* **EXERCISE DIRECTIONS**:
Take each line of the records below that contains the string "Počet" and copy it.
+--
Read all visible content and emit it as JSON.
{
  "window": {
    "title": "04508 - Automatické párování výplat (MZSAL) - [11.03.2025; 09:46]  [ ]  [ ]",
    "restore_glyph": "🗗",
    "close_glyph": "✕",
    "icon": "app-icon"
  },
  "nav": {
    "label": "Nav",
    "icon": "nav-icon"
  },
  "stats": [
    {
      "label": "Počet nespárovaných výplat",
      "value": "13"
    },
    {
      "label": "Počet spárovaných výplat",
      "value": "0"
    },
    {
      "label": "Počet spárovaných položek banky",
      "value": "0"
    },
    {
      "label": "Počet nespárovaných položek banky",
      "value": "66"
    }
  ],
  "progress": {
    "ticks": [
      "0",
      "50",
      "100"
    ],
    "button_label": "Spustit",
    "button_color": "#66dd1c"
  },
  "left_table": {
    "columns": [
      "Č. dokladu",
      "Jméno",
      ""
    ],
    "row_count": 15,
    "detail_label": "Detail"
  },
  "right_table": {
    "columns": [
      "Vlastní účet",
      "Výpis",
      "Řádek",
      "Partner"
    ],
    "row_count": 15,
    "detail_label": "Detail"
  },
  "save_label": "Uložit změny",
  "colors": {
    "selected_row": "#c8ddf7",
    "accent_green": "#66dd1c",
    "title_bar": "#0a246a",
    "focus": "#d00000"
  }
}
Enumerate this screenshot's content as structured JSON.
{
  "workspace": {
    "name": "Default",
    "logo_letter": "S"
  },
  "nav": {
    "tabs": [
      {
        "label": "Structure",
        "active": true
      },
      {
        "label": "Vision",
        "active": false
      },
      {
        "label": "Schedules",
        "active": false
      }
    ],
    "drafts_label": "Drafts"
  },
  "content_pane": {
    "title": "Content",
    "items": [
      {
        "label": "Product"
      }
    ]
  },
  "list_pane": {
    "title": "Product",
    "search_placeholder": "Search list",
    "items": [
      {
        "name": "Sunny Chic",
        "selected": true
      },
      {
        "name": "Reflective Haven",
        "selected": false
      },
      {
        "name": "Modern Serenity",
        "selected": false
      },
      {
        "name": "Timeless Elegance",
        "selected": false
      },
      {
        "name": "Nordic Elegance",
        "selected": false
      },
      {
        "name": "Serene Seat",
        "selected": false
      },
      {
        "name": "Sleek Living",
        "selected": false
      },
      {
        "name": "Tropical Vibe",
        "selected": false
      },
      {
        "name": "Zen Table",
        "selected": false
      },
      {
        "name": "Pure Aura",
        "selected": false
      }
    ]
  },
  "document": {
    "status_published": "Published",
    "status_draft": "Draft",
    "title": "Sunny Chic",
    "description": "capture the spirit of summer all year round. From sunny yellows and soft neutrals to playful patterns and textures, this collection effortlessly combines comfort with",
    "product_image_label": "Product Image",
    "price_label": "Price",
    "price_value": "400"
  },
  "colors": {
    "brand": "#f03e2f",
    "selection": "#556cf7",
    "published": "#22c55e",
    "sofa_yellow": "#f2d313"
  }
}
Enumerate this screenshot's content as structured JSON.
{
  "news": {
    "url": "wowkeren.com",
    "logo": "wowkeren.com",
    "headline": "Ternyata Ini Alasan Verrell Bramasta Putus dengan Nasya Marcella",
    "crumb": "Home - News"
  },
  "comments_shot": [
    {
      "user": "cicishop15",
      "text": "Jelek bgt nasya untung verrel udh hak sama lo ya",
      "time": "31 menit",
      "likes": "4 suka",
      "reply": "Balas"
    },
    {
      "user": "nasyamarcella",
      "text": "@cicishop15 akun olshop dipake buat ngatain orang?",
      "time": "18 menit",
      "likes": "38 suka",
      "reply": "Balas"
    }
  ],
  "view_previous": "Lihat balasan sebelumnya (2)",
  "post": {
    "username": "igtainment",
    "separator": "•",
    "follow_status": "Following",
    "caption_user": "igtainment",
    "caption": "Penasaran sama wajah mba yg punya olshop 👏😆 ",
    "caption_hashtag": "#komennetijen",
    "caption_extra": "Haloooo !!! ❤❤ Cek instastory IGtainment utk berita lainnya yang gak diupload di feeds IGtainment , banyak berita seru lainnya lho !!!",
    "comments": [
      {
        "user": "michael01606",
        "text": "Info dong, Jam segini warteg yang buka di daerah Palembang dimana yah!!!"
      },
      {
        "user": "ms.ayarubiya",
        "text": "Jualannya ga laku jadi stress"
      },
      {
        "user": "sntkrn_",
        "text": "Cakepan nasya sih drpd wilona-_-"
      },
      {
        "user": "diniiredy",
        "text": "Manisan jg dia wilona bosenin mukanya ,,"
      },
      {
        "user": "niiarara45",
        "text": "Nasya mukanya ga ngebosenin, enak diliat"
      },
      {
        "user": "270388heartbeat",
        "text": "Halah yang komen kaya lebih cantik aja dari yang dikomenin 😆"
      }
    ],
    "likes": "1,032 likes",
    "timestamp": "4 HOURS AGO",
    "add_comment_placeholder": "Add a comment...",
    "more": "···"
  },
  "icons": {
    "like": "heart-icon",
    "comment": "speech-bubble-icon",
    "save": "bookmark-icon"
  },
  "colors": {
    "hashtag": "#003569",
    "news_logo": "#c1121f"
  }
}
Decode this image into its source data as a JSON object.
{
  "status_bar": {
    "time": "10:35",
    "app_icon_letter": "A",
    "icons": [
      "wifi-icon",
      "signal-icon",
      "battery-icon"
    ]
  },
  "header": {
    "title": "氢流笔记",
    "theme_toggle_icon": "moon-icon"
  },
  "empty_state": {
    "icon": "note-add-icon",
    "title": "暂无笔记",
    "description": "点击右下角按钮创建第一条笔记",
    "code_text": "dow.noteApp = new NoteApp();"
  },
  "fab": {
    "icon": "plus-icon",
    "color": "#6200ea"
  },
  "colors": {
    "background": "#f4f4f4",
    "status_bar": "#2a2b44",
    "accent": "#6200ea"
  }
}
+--
* **FINISHED EXERCISE**:
      "label": "Počet nespárovaných výplat",
      "label": "Počet spárovaných výplat",
      "label": "Počet spárovaných položek banky",
      "label": "Počet nespárovaných položek banky",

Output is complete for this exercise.